YOUR INSTRUCTIONS: All entries below must be output word for word, and the pictures left behind.

EXTRACTED INFORMATION:
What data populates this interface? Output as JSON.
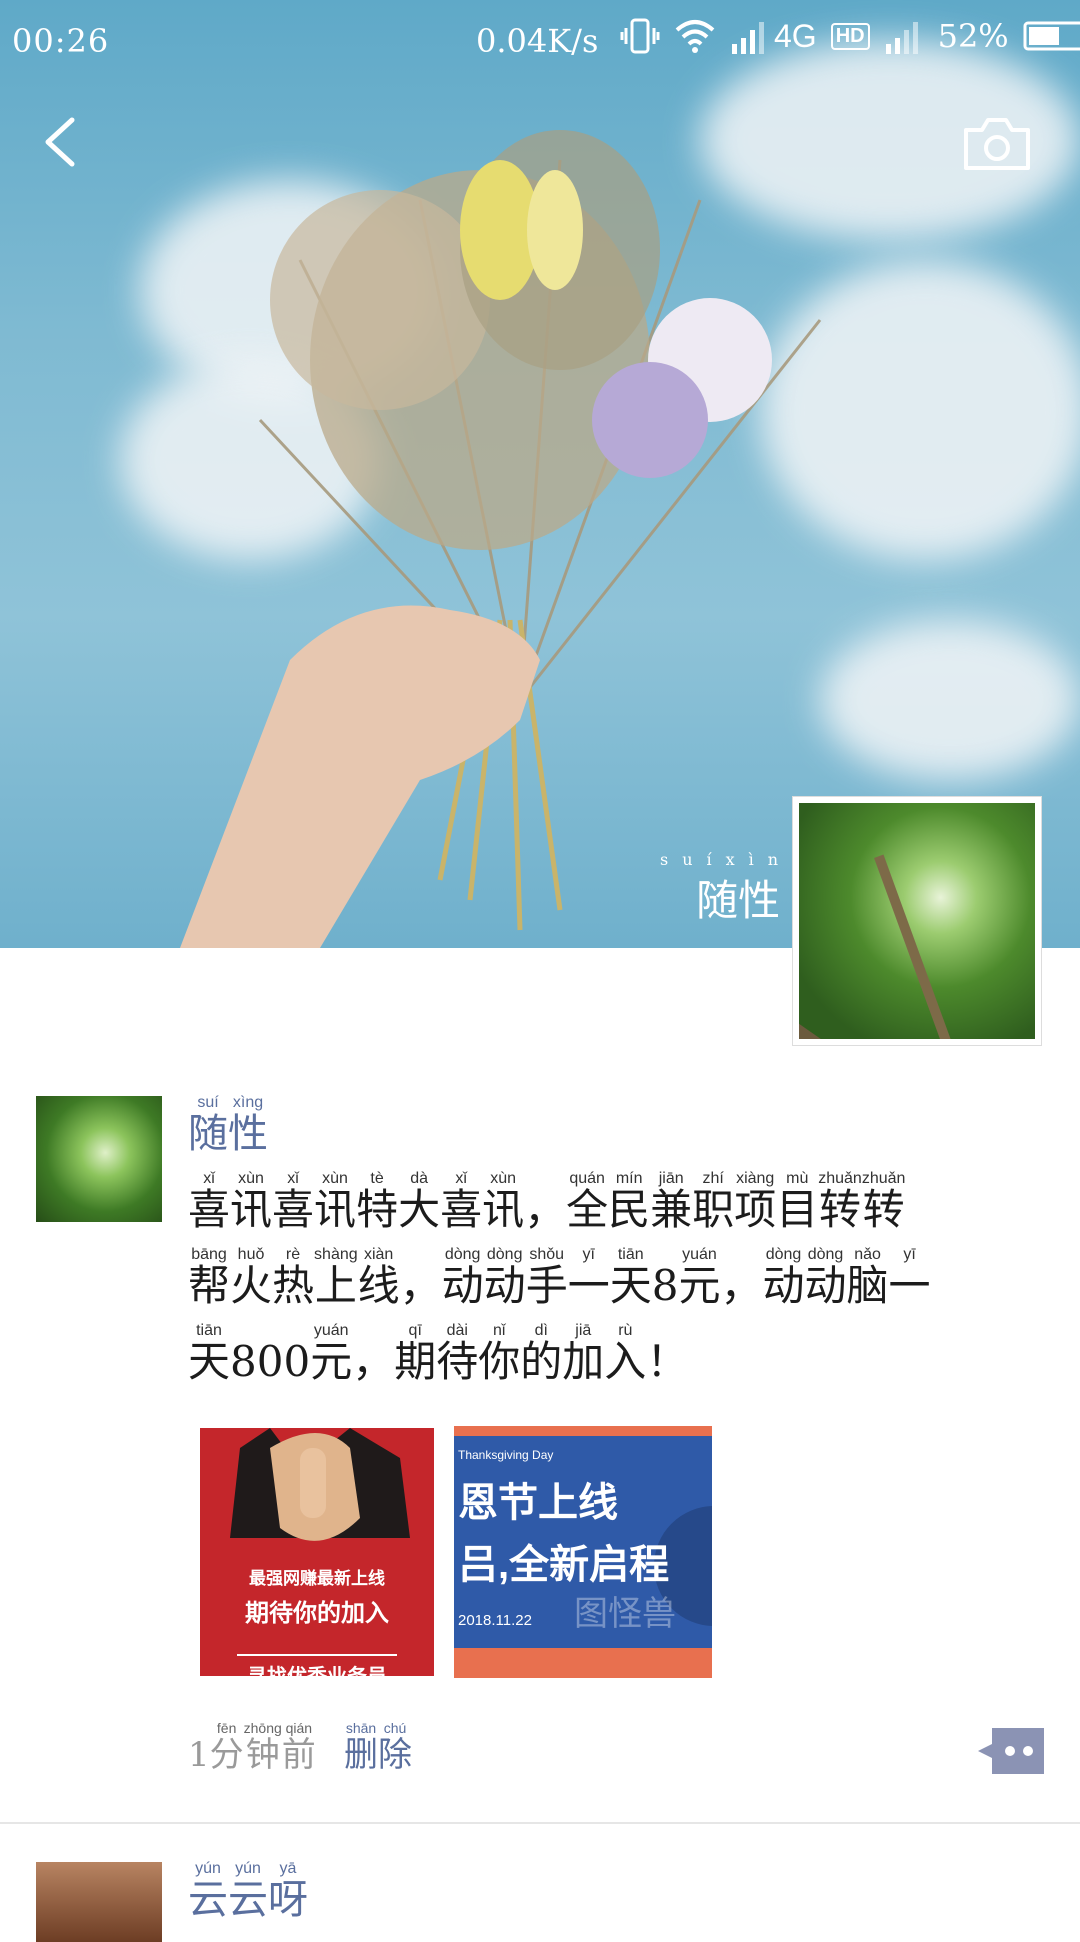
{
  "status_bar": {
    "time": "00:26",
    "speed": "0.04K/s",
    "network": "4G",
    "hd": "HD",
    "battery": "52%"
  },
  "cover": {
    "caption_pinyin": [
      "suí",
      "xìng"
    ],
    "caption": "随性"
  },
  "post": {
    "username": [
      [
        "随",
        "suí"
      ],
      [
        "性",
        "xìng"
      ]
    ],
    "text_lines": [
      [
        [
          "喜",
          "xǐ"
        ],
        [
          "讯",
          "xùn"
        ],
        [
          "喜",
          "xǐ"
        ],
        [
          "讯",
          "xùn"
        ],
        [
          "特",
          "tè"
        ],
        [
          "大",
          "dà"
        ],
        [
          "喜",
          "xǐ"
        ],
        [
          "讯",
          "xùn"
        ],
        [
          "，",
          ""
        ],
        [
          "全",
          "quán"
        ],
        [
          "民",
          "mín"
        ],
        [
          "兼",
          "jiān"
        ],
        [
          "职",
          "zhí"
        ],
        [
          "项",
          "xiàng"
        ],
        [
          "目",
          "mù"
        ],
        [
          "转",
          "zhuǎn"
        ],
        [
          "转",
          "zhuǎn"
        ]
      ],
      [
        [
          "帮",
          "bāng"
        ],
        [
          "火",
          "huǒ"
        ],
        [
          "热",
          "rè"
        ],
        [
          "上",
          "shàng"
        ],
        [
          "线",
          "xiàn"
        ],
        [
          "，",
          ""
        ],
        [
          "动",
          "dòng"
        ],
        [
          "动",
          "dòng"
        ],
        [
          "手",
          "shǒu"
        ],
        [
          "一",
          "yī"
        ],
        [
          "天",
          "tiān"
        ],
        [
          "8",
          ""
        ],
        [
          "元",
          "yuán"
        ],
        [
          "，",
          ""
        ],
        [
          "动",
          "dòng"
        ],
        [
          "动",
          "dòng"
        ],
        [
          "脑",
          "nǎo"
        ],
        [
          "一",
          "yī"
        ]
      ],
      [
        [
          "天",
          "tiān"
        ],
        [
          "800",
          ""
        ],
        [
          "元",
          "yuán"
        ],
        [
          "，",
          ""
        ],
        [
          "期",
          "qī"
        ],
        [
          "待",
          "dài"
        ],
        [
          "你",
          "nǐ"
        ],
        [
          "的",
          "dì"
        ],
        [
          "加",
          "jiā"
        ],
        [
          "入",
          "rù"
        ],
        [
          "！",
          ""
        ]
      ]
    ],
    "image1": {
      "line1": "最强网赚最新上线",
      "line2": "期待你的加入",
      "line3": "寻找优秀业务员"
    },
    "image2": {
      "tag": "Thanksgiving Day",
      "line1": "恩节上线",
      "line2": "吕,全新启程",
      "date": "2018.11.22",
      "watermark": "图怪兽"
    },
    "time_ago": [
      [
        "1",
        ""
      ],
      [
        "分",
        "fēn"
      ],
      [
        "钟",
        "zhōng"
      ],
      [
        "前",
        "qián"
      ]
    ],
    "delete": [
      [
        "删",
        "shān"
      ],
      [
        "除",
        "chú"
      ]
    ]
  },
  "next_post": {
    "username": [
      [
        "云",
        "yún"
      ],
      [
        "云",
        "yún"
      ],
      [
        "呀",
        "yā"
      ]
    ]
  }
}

SOLUTION TO THIS TASK:
What data populates this interface? Output as JSON.
{
  "status_bar": {
    "time": "00:26",
    "speed": "0.04K/s",
    "network": "4G",
    "hd": "HD",
    "battery": "52%"
  },
  "cover": {
    "caption_pinyin": [
      "suí",
      "xìng"
    ],
    "caption": "随性"
  },
  "post": {
    "username": [
      [
        "随",
        "suí"
      ],
      [
        "性",
        "xìng"
      ]
    ],
    "text_lines": [
      [
        [
          "喜",
          "xǐ"
        ],
        [
          "讯",
          "xùn"
        ],
        [
          "喜",
          "xǐ"
        ],
        [
          "讯",
          "xùn"
        ],
        [
          "特",
          "tè"
        ],
        [
          "大",
          "dà"
        ],
        [
          "喜",
          "xǐ"
        ],
        [
          "讯",
          "xùn"
        ],
        [
          "，",
          ""
        ],
        [
          "全",
          "quán"
        ],
        [
          "民",
          "mín"
        ],
        [
          "兼",
          "jiān"
        ],
        [
          "职",
          "zhí"
        ],
        [
          "项",
          "xiàng"
        ],
        [
          "目",
          "mù"
        ],
        [
          "转",
          "zhuǎn"
        ],
        [
          "转",
          "zhuǎn"
        ]
      ],
      [
        [
          "帮",
          "bāng"
        ],
        [
          "火",
          "huǒ"
        ],
        [
          "热",
          "rè"
        ],
        [
          "上",
          "shàng"
        ],
        [
          "线",
          "xiàn"
        ],
        [
          "，",
          ""
        ],
        [
          "动",
          "dòng"
        ],
        [
          "动",
          "dòng"
        ],
        [
          "手",
          "shǒu"
        ],
        [
          "一",
          "yī"
        ],
        [
          "天",
          "tiān"
        ],
        [
          "8",
          ""
        ],
        [
          "元",
          "yuán"
        ],
        [
          "，",
          ""
        ],
        [
          "动",
          "dòng"
        ],
        [
          "动",
          "dòng"
        ],
        [
          "脑",
          "nǎo"
        ],
        [
          "一",
          "yī"
        ]
      ],
      [
        [
          "天",
          "tiān"
        ],
        [
          "800",
          ""
        ],
        [
          "元",
          "yuán"
        ],
        [
          "，",
          ""
        ],
        [
          "期",
          "qī"
        ],
        [
          "待",
          "dài"
        ],
        [
          "你",
          "nǐ"
        ],
        [
          "的",
          "dì"
        ],
        [
          "加",
          "jiā"
        ],
        [
          "入",
          "rù"
        ],
        [
          "！",
          ""
        ]
      ]
    ],
    "image1": {
      "line1": "最强网赚最新上线",
      "line2": "期待你的加入",
      "line3": "寻找优秀业务员"
    },
    "image2": {
      "tag": "Thanksgiving Day",
      "line1": "恩节上线",
      "line2": "吕,全新启程",
      "date": "2018.11.22",
      "watermark": "图怪兽"
    },
    "time_ago": [
      [
        "1",
        ""
      ],
      [
        "分",
        "fēn"
      ],
      [
        "钟",
        "zhōng"
      ],
      [
        "前",
        "qián"
      ]
    ],
    "delete": [
      [
        "删",
        "shān"
      ],
      [
        "除",
        "chú"
      ]
    ]
  },
  "next_post": {
    "username": [
      [
        "云",
        "yún"
      ],
      [
        "云",
        "yún"
      ],
      [
        "呀",
        "yā"
      ]
    ]
  }
}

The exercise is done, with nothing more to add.